Do young people still hitchhike these days or has the practice become yet another victim of the health and safety brigade?
When I was a student (and beyond) we used to thumb lifts on a daily basis. I can barely remember ever getting on a bus, let alone buying a railway ticket.
One of my best lifts was when my college pal’s girlfriend and I decided to go and visit him in Wales during the summer break. Having been dropped off on a bleak, unpromising and increasingly rainy kerbside by a simply ghastly family in a dreadful old banger just outside London, I observed a rather flash Jaguar saloon heading our way. Now that’s the kind of lift we need I commented wryly, thinking we were far too scruffy to be picked up by such a smart vehicle.
To our surprise, the sheepskin-coated driver pulled up and ushered us into the comfy leather-lined interior.
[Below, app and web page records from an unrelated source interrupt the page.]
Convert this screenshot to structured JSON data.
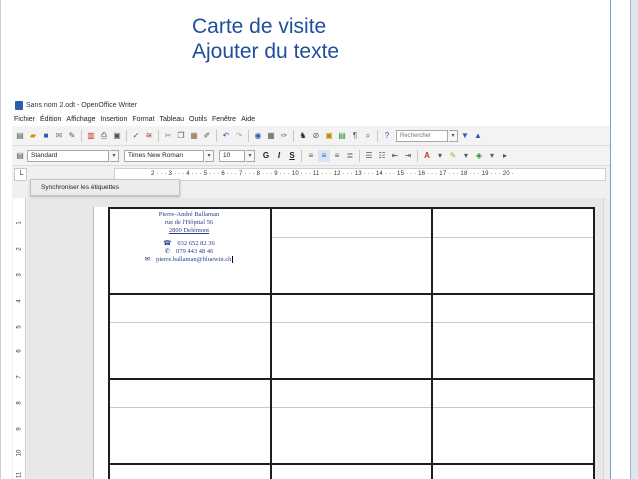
{
  "slide": {
    "title_line1": "Carte de visite",
    "title_line2": "Ajouter du texte"
  },
  "window": {
    "title": "Sans nom 2.odt - OpenOffice Writer"
  },
  "menu": [
    "Fichier",
    "Édition",
    "Affichage",
    "Insertion",
    "Format",
    "Tableau",
    "Outils",
    "Fenêtre",
    "Aide"
  ],
  "toolbar": {
    "search_placeholder": "Rechercher"
  },
  "format_bar": {
    "style": "Standard",
    "font": "Times New Roman",
    "size": "10",
    "bold": "G",
    "italic": "I",
    "underline": "S"
  },
  "ruler": {
    "marks": "2 · · · 3 · · · 4 · · · 5 · · · 6 · · · 7 · · · 8 · · · 9 · · · 10 · · · 11 · · · 12 · · · 13 · · · 14 · · · 15 · · · 16 · · · 17 · · · 18 · · · 19 · · · 20 ·",
    "vertical": [
      "1",
      "2",
      "3",
      "4",
      "5",
      "6",
      "7",
      "8",
      "9",
      "10",
      "11"
    ]
  },
  "sync_button": {
    "label": "Synchroniser les étiquettes"
  },
  "card": {
    "name": "Pierre-André Ballaman",
    "street": "rue de l'Hôpital 56",
    "city": "2800 Delémont",
    "phone": "032 652 82 36",
    "mobile": "079 443 48 46",
    "email": "pierre.ballaman@bluewin.ch"
  },
  "colors": {
    "title": "#1f4e9b",
    "card_text": "#2a3b8f"
  }
}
Not only was this fellow driving all the way to Wales, but it turned out he was none other than our friend’s mother’s GP! What’s more, he took us on a side trip to the Cotswolds, bought us lunch in a quaint country pub, delivered us to mum’s door and offered to take us back to London a week or so later should we wish to take up the offer.
Which of course we did, taking our surprised pal with us.
Not all lifts were as fortuitous as that one. The same pal was hitching to Bath one day and a car pootled into sight, stopped and picked him up, but then drove off at breakneck speed.
Wishing to make conversation whilst hanging on for dear life, my friend enquired about the antique sword poking out from under a blanket on the back seat. The driver in no uncertain terms intimated that this was none of my mate’s business and pressed his foot ever harder on the accelerator. And then aimed the car directly at an oncoming double decker bus.
Why anyone who had decided to end it all would stop to give someone a lift is a mystery. Suffice to say, the bus driver took evasive action, the car crashed through a hedge, skidded across a field and overturned. The kindly driver leapt out and proceeded to run amok with said sword until the police arrived.
On medical advice, my pal remained in bed in a darkened room for a few days while we administered copious amounts of hot sweet tea!
I myself had a weird one when, late at night in thick fog the very nervous driver refused to take his hands off the wheel and asked me to feed him a cheese sandwich which I would find in the glove compartment. I made my excuses and disembarked ASAP.
Not all hitched lifts were quite as miraculously coincidental or as dramatic as these examples. Most journeys passed without incident, one met with some great people and above all the impoverished youth of the day traveled the world absolutely gratis.
First published in Bath Chronicle as Ralph Oswick’s Column (now in its 15th year)